* Problem to solve
Search term "code": copy each line of the data containing it.

* Material provided
┌──
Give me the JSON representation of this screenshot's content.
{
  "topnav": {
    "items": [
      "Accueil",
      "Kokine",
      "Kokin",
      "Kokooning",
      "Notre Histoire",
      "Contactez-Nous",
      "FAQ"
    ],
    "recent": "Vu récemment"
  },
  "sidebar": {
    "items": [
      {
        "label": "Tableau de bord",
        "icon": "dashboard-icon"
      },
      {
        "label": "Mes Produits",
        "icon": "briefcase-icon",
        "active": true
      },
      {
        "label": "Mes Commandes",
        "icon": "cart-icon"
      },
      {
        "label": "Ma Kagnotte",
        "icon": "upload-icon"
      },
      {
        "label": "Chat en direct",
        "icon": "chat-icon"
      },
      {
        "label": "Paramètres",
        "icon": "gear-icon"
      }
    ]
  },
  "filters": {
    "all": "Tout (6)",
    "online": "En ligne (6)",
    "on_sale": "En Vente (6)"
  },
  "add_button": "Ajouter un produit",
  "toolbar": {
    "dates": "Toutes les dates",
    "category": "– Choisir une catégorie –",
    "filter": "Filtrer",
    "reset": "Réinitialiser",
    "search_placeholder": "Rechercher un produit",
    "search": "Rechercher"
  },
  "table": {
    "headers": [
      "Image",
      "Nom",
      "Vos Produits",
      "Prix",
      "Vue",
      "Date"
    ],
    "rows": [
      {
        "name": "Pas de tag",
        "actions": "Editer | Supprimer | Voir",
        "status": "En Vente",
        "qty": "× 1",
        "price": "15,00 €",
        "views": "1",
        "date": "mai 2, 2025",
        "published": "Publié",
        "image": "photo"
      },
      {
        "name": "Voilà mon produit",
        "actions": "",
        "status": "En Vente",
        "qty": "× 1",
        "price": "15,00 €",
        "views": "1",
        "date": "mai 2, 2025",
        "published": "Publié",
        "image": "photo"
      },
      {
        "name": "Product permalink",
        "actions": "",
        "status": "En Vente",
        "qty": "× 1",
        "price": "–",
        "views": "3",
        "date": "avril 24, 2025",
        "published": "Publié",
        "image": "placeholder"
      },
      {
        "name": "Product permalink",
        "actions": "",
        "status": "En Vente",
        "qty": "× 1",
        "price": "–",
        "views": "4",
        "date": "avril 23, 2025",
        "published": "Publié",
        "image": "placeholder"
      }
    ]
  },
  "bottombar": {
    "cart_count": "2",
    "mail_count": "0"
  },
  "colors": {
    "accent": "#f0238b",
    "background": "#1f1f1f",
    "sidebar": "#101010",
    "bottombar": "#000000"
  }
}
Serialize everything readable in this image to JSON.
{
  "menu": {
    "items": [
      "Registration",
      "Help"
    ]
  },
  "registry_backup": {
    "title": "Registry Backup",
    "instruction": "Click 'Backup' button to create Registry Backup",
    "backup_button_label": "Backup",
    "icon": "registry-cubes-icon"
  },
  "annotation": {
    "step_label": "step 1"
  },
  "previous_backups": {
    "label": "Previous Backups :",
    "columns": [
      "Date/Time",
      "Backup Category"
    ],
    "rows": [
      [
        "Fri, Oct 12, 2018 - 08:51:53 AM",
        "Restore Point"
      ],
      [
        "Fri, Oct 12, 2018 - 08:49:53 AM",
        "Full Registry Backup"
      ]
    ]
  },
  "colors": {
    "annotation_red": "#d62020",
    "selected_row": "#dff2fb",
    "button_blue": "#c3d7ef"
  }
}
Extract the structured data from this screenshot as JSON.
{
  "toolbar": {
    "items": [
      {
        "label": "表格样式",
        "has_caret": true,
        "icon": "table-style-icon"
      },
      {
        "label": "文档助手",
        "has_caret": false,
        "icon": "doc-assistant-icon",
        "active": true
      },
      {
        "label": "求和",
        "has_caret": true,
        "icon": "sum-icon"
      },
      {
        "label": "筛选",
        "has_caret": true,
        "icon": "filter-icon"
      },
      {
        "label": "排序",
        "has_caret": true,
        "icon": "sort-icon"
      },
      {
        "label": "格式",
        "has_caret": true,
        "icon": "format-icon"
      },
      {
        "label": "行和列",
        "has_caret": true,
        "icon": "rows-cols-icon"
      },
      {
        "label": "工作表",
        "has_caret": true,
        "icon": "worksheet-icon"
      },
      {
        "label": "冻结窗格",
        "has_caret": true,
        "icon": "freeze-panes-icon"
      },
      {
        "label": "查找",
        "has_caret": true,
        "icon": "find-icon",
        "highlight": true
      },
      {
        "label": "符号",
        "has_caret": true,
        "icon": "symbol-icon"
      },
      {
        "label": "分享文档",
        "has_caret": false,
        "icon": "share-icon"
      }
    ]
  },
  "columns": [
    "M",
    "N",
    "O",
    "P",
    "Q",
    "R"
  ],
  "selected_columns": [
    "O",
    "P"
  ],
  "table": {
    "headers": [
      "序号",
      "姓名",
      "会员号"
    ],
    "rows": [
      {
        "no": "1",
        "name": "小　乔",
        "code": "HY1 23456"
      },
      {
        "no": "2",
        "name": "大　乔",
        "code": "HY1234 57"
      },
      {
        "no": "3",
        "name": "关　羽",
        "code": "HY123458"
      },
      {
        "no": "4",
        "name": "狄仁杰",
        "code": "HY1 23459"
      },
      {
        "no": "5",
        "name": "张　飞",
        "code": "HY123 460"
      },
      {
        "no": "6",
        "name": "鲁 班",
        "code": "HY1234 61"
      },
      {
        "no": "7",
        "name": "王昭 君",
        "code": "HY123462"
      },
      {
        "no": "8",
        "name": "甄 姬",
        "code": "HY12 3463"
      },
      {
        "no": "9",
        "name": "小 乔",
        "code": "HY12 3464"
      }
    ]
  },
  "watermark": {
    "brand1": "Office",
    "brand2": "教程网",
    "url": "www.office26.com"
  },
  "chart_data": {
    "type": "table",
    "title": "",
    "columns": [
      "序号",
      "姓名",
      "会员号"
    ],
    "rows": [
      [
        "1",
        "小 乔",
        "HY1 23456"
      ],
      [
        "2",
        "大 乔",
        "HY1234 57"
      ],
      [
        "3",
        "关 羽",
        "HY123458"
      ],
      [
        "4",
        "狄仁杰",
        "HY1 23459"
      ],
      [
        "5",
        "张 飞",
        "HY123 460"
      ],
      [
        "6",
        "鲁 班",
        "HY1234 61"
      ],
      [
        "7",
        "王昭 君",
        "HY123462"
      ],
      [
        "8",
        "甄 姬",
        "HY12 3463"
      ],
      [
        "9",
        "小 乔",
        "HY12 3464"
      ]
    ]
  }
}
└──
* Exercise solution
        "code": "HY1 23456"
        "code": "HY1234 57"
        "code": "HY123458"
        "code": "HY1 23459"
        "code": "HY123 460"
        "code": "HY1234 61"
        "code": "HY123462"
        "code": "HY12 3463"
        "code": "HY12 3464"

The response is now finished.